Although the peace pact has seen criticism both from inside and outside the country, Beto and Mijango say the gang leaders, facilitators, and gang members on both sides will continue to uphold the truce. Currently, Mijango says there is a new pact on the table to involve all municipalities throughout the country in progressively improving the lives of their citizens. The “Pact for Life and Peace” is comprised of five points:
- Reaffirm the original truce of non aggression
- Reduce or eradicate all types of crime: robberies, rapes, kidnappings, murders
- Voluntarily turn in guns
- Allow free transit of people throughout the country
- Support local social organizations
Mijango says a big part of the “Life and Peace” pact is reform of the country’s notoriously inhumane prisons, where he says 30,000 prisoners are packed into jails with the capacity of 8,000. “There’s no water, no electricity, no place to sleep, no medication,” says Mijango. “We are paying for our crimes, but they shouldn’t treat us like animals.”
Both men say the population is resentful of gang members, but the end goal here is to allow people to re-enter society and to stop violent crime. The huge network the gangs have worked with to become such a powerful international force could be turned around, says Mijango.
“Converting this huge network to do good things could be the best story of our country, ever.”
Yasmin Khan has worked as a journalist in New Mexico, Mexico and Bolivia. She now lives in Baja California Sur where she works on water supply and treatment projects in communities.
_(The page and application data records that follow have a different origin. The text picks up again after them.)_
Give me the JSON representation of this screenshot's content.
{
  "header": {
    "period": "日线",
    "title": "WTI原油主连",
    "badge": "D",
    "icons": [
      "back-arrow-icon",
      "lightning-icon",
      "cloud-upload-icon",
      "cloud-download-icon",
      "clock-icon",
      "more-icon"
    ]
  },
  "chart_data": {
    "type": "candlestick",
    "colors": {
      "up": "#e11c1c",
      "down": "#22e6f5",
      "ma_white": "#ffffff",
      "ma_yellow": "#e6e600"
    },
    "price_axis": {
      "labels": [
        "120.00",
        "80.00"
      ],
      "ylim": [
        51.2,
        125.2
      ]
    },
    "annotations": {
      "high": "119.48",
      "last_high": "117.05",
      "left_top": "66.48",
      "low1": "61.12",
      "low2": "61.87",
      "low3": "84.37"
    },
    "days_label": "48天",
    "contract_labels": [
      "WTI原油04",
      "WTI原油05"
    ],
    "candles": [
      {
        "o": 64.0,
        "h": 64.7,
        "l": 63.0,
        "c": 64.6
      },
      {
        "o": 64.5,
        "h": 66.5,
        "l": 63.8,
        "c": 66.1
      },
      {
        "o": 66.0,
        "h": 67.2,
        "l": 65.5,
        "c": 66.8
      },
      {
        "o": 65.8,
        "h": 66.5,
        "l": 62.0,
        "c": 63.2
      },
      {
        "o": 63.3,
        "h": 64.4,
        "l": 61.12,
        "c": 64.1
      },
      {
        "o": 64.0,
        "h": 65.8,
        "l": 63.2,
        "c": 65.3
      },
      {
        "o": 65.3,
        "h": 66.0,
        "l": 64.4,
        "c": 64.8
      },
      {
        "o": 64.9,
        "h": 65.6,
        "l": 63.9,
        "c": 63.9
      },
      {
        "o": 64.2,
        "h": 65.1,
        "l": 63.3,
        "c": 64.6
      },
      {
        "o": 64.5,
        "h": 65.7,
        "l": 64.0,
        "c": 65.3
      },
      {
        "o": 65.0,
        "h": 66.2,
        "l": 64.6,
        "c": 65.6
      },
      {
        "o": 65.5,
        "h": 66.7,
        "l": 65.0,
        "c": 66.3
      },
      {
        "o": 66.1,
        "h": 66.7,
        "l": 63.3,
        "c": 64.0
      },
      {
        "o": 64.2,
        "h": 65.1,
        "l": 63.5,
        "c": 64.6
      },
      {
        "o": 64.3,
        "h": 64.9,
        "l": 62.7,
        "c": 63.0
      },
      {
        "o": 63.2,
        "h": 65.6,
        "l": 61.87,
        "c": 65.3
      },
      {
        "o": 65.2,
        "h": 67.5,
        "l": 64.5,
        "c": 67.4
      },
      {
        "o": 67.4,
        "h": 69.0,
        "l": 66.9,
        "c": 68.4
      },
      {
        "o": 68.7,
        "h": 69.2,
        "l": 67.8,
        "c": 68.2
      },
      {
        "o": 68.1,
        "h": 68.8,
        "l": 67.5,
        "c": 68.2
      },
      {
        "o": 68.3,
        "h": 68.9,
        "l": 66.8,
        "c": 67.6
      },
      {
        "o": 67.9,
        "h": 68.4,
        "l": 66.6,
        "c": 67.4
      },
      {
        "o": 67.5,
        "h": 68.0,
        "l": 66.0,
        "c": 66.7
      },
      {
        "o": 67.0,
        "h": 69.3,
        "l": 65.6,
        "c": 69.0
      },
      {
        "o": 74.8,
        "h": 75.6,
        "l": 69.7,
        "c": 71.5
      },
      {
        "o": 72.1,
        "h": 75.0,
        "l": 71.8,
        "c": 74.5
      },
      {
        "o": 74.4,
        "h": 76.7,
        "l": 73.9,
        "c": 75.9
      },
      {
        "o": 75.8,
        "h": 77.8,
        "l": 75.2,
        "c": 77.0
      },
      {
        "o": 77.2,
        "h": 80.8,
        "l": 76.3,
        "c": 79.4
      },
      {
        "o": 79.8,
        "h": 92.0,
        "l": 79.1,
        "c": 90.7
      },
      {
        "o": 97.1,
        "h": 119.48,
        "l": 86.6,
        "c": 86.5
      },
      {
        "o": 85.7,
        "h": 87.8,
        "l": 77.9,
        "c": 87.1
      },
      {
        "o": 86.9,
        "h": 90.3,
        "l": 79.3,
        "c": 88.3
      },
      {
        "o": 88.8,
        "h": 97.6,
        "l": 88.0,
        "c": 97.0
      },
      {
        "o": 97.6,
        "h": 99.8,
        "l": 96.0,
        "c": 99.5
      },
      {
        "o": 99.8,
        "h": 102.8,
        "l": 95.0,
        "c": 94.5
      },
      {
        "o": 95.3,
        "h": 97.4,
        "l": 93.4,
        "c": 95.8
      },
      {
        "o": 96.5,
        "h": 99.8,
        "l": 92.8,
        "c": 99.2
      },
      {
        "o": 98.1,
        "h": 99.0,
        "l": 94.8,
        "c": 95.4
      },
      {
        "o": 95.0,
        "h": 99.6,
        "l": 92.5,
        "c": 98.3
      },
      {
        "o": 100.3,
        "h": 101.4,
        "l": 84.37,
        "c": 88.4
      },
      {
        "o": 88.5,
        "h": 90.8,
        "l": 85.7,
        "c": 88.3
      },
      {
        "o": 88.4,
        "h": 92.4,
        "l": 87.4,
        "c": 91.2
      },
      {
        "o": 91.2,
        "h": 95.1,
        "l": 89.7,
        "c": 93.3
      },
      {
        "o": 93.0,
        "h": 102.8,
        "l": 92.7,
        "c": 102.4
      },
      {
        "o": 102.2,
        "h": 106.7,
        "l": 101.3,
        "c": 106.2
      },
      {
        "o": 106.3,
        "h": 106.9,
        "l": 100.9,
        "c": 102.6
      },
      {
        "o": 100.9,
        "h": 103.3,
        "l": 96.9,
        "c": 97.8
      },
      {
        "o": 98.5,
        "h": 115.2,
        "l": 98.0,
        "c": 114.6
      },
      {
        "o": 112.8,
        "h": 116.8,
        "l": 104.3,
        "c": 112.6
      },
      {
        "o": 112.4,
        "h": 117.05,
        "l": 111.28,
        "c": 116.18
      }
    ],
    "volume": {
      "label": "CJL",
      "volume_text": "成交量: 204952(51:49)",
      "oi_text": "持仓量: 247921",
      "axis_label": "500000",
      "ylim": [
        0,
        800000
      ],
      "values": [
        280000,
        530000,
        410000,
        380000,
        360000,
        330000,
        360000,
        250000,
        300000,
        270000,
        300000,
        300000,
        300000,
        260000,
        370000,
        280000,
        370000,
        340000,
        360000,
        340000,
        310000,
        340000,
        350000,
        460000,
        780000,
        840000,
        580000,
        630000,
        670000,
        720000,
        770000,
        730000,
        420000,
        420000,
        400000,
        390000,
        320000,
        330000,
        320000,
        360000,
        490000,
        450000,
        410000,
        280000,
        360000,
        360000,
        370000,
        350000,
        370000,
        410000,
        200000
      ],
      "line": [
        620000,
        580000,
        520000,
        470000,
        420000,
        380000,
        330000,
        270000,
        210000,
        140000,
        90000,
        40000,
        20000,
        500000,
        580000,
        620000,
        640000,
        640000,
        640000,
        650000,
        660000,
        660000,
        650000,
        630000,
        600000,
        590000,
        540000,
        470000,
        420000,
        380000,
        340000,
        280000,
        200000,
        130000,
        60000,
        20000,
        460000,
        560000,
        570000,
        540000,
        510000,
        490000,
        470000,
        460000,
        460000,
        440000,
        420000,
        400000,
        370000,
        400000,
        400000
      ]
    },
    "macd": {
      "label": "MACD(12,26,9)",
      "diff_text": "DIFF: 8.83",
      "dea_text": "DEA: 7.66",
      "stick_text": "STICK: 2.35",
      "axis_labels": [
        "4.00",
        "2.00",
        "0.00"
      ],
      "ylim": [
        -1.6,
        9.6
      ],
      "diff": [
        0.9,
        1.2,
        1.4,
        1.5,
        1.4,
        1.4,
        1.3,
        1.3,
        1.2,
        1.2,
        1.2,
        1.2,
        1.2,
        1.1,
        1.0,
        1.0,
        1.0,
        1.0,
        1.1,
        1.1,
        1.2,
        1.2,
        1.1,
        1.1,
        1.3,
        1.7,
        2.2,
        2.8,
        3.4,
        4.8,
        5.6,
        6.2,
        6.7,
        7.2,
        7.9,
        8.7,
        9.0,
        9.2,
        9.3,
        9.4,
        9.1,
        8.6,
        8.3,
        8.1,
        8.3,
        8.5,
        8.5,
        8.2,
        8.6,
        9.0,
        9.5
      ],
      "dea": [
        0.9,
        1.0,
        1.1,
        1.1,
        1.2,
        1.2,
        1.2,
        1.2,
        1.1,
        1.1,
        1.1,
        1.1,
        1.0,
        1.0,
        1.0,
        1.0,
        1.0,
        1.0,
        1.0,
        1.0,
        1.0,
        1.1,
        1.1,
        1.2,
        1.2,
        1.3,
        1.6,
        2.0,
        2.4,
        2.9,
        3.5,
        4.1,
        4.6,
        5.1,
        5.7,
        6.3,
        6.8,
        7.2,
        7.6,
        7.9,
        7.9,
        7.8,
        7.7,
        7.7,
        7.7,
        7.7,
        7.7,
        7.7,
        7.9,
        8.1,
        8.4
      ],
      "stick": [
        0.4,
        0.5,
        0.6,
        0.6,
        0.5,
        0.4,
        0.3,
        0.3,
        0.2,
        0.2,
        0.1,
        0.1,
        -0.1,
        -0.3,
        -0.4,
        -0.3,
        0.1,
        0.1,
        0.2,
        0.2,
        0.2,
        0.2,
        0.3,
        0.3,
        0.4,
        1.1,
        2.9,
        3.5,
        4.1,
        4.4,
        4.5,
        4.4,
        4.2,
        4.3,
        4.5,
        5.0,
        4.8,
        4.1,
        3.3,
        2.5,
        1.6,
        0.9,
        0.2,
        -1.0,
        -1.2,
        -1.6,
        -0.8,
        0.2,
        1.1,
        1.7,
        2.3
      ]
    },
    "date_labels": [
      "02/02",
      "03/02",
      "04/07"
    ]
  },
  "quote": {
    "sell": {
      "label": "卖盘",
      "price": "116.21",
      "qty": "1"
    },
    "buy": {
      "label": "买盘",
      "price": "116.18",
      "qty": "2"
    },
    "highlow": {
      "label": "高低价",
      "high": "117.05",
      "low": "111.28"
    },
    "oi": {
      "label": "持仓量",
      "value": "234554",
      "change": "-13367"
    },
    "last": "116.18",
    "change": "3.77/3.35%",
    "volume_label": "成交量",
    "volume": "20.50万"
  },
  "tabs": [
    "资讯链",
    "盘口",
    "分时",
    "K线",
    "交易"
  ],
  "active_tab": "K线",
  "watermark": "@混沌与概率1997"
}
She is a frequent contributor to the CIP Americas Program www.americas.org